I don’t know what you’d consider more political: two immigrants designing at the most prolific American fashion house in these times or David Bowie’s ‘This is Not America’ playing in the show’s denouement at Raf Simons and Pieter Mulier’s debut at Calvin Klein Collection. In Trump’s America there are threats to immigration; protectionism is rife—Trump wants American jobs to go to Americans. Cue Simons and his partner-in-design Mulier to effectively pose a counterpoint to the nationalism that we lay witness to nowadays.
At his Fall 2017 menswear show, displayed last week during New York Fashion Week: Men’s, I highlighted Simons’ obsession with American culture. For him to be positioned at an esteemed American brand it was obvious that he wouldn’t be disembowelling it and rebranding it: he’d be elevating it, celebrating and lavishing in the opportunity. His so-called “homage to America” began with the venue—the Calvin Klein headquarters. A Sterling Ruby installation—about America—hung overhead. (His front row—much was made of it—featured a lineup of famous faces, including Lauren Hutton, Brooke Shields, Julianne Moore, Gwyneth Paltrow, Millie Bobby Brown. It was an amalgam of those who have had a working relationship with the brand over the years.) The pressing question that has been in my mind since the announcement last August was: what would it look like?
As I mentioned previously, there would be no disembowelment of Calvin’s codes, only elevation. And so he presented us with that. A colour-blocked ensemble consisting of bold crimson trousers, a colour-blocked utility shirt in blue with burgundy breast-pockets and a white turtleneck opened the show, with square-toed boots (reimagined cowboy boots). The Americana references came in droves. Simons and Mulier wanted to capture “the future, the past, Art Deco, the city, the American West, all of these things and none of these things. Not one era, not one thing, not one look.” A complex statement—typical of a press release—but an apt one. Men and women were dressed in identical workwear-inspired clothing to evoke the idea of a uniform. The city slicker wore sharp double-breasted suiting and cowboy boots. Sleeves were given the varsity sweater treatment. The denim was reminiscent of Brooke Shield’s iconic campaign imagery from the 90s—a monumental moment for American fashion.
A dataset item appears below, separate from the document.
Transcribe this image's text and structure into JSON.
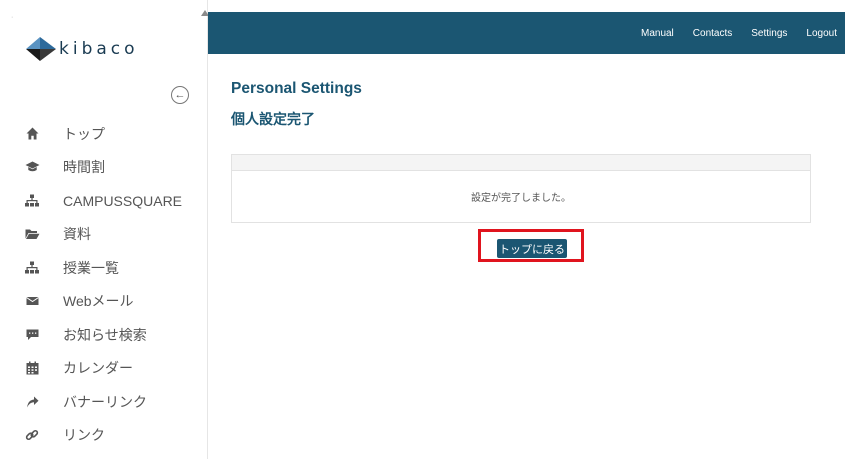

The reference pool was most blatant when an American flag skirt took to the runway. It was excellently tailored, fringed with gold—surely, attempting to make America great again. The ensuing coat was embellished with fine jewels, evoking the image of the fifty stars present on the star-spangled banner. The covert references however were with the plastic sheeting that covered many of the outfits. A canary-yellow fur coat wrapped in plastic? Delicate feathers wrapped in plastic? Partly fetishistic, partly uneasy—indicative of the unease, the slippery-to-the-touch reality of America, from food to culture.
To this critic, much of this was if Simons was reinterpreting his own archive. There was the colour-blocking joy of Jil Sander; the swishy femininity and couture-like sensibilities from his Dior days; the raw and real masculinity of Raf Simons, his eponymous menswear label. But there was Calvin too—90s Calvin, when the namesake designer was still creating for the house; whiffs of Francisco Costa, his predecessor, and his favouring of clean lines and slightly stiff outerwear were also evident.
“It’s the unique beauty and emotion of America”, albeit told through the eyes of the outsiders. Everything always looks and appears better when it’s told from the perspective of the outsider. It removes the grubbiness, the actuality, which we’re all beginning to come to terms with, is that it’s nothing something great or wonderful, but it has to be conserved. This moment doesn’t redefine American fashion but it does invigorate it at a time when it needs it most. Simons and Mulier are off to a remarkable start.